A few weeks ago, I started writing a near-future science fiction story that explores what might become of Ushahidi and crisis reports via text messaging in the years to come.
A few days ago, I started seeing parts of my story unfold before my eyes every time I refreshed my Twitter account.
I live in the United States, where it is generally safe to have opinions, even loud ones, even unpopular ones, simply because you’re a human being and here we consider that a right. It means that when I see people’s opinions being ignored, crushed, or brutally silenced, I’m angry. And I’m five feet tall and my grandma can benchpress me, so what would I do about it?
Years ago, I could travel to the location of injustice and try to help with my hands–costly and dangerous, and I could never travel everywhere. I could petition my government to get involved. I could peacefully protest to encourage my fellow citizens to help with the petition. Or I could pray, which I’m sure has its internal uses, but frankly, I’m not convinced it has any immediate external power.
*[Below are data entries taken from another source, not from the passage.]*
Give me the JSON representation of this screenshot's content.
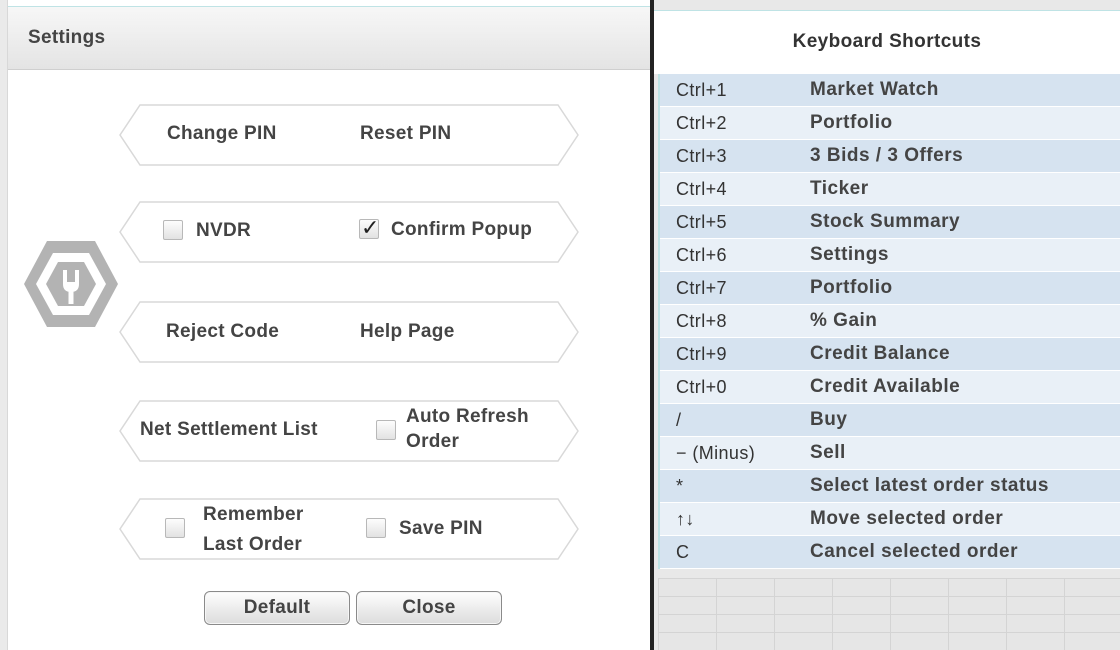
{
  "settings": {
    "title": "Settings",
    "buttons": {
      "change_pin": "Change PIN",
      "reset_pin": "Reset PIN",
      "reject_code": "Reject Code",
      "help_page": "Help Page",
      "net_settlement": "Net Settlement List",
      "default": "Default",
      "close": "Close"
    },
    "checkboxes": {
      "nvdr": {
        "label": "NVDR",
        "checked": false
      },
      "confirm_popup": {
        "label": "Confirm Popup",
        "checked": true
      },
      "auto_refresh_line1": "Auto Refresh",
      "auto_refresh_line2": "Order",
      "auto_refresh_checked": false,
      "remember_line1": "Remember",
      "remember_line2": "Last Order",
      "remember_checked": false,
      "save_pin": {
        "label": "Save PIN",
        "checked": false
      }
    },
    "logo_icon": "wrench-hexagon-icon"
  },
  "shortcuts": {
    "title": "Keyboard Shortcuts",
    "rows": [
      {
        "key": "Ctrl+1",
        "desc": "Market Watch"
      },
      {
        "key": "Ctrl+2",
        "desc": "Portfolio"
      },
      {
        "key": "Ctrl+3",
        "desc": "3 Bids / 3 Offers"
      },
      {
        "key": "Ctrl+4",
        "desc": "Ticker"
      },
      {
        "key": "Ctrl+5",
        "desc": "Stock Summary"
      },
      {
        "key": "Ctrl+6",
        "desc": "Settings"
      },
      {
        "key": "Ctrl+7",
        "desc": "Portfolio"
      },
      {
        "key": "Ctrl+8",
        "desc": "% Gain"
      },
      {
        "key": "Ctrl+9",
        "desc": "Credit Balance"
      },
      {
        "key": "Ctrl+0",
        "desc": "Credit Available"
      },
      {
        "key": "/",
        "desc": "Buy"
      },
      {
        "key": "− (Minus)",
        "desc": "Sell"
      },
      {
        "key": "*",
        "desc": "Select latest order status"
      },
      {
        "key": "↑↓",
        "desc": "Move selected order"
      },
      {
        "key": "C",
        "desc": "Cancel selected order"
      }
    ]
  },
  "colors": {
    "row_odd": "#d6e3f0",
    "row_even": "#e9f0f7",
    "accent_border": "#bfe3e5"
  }
}
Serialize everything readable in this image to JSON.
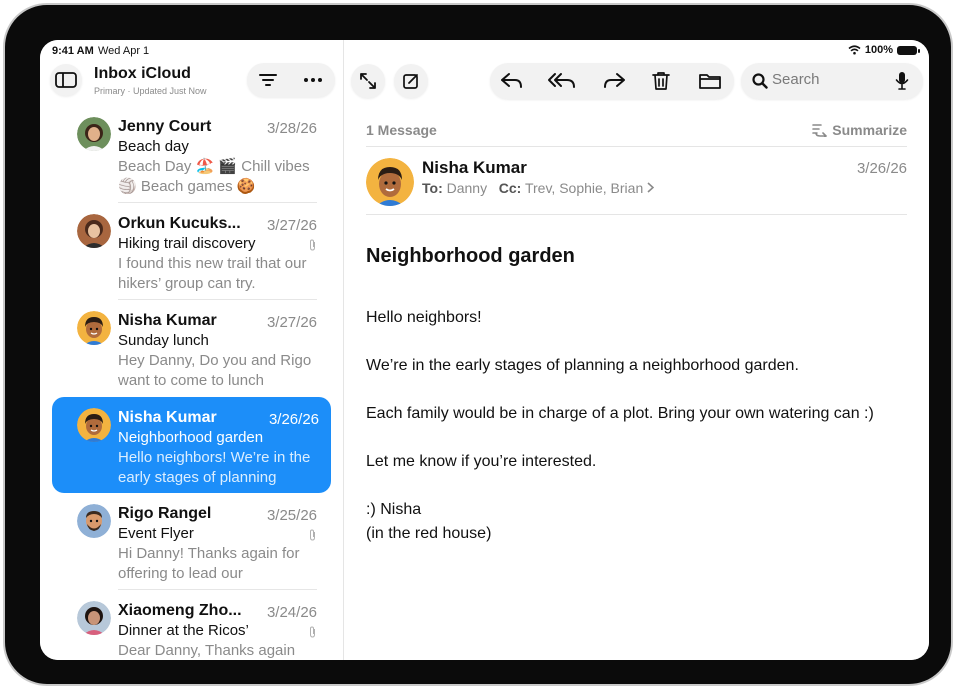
{
  "status": {
    "time": "9:41 AM",
    "date": "Wed Apr 1",
    "battery": "100%"
  },
  "mailbox": {
    "title": "Inbox iCloud",
    "subtitle": "Primary · Updated Just Now"
  },
  "toolbar": {
    "search_placeholder": "Search"
  },
  "messages": [
    {
      "sender": "Jenny Court",
      "date": "3/28/26",
      "subject": "Beach day",
      "preview": "Beach Day 🏖️ 🎬 Chill vibes 🏐 Beach games 🍪",
      "avatar": "jenny",
      "attachment": false
    },
    {
      "sender": "Orkun Kucuks...",
      "date": "3/27/26",
      "subject": "Hiking trail discovery",
      "preview": "I found this new trail that our hikers’ group can try.",
      "avatar": "orkun",
      "attachment": true
    },
    {
      "sender": "Nisha Kumar",
      "date": "3/27/26",
      "subject": "Sunday lunch",
      "preview": "Hey Danny, Do you and Rigo want to come to lunch",
      "avatar": "nisha",
      "attachment": false
    },
    {
      "sender": "Nisha Kumar",
      "date": "3/26/26",
      "subject": "Neighborhood garden",
      "preview": "Hello neighbors! We’re in the early stages of planning",
      "avatar": "nisha",
      "attachment": false,
      "selected": true
    },
    {
      "sender": "Rigo Rangel",
      "date": "3/25/26",
      "subject": "Event Flyer",
      "preview": "Hi Danny! Thanks again for offering to lead our",
      "avatar": "rigo",
      "attachment": true
    },
    {
      "sender": "Xiaomeng Zho...",
      "date": "3/24/26",
      "subject": "Dinner at the Ricos’",
      "preview": "Dear Danny, Thanks again",
      "avatar": "xiaomeng",
      "attachment": true
    }
  ],
  "detail": {
    "count_label": "1 Message",
    "summarize_label": "Summarize",
    "from": "Nisha Kumar",
    "to_label": "To:",
    "to": "Danny",
    "cc_label": "Cc:",
    "cc": "Trev, Sophie, Brian",
    "date": "3/26/26",
    "subject": "Neighborhood garden",
    "body": [
      "Hello neighbors!",
      "We’re in the early stages of planning a neighborhood garden.",
      "Each family would be in charge of a plot. Bring your own watering can :)",
      "Let me know if you’re interested.",
      ":) Nisha",
      "(in the red house)"
    ]
  },
  "colors": {
    "accent": "#1c8ef9",
    "frame": "#0b0b0b"
  }
}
But the world has shifted, while and because we’ve been building technological toys for ourselves. We’ve accomplished powerful handheld computer/phones. We can instant message friends, play Tetris, download music, take pictures and shoot video. They’re pretty fun! And with Twitter, and later with Ushahidi (mark my words! and my fiction!), they’re going to change the world.
The streams in which our daily activities flow have shifted, subtly at first, but they’re beginning to pour into rivers, and those rivers are heavy with potential, heavy enough to carve canyons into the way things were. People are connecting, networking, coordinating, and preserving, and they’re using these Tetris-playing, photo-taking toys to obtain an audience.
As long as you have a phone, there is no longer revisionist history to erase your voice, to stomp out who you are and what you stand for and what you do about it. The Internet collects your Tweets, your blog posts, your YouTube videos. The Wayback Machine saves them for sweet eternity. You are immortal. If you have a phone and you’re close enough to a cell tower, you cannot be erased. You can die, but how many of us can suffer and die from one entity before the rest of the world will feel threatened by that entity and bitchslap its in its vile face? That is where this can go. Right now, injustice can be reported in real-time; some day, we can fight it in real-time.
The terrible things man does to man will never disappear, but we’re fumbling with a new way to fight it. Activism is as simple as changing the settings on your Twitter account to say you live in Tehran. It’s as simple as sharing this link:
…and letting other people decide whether or not they want to be a part of history. I hope you do. I am.Edit: If you don't understand what's going on, velveteen wrote a great summary right here.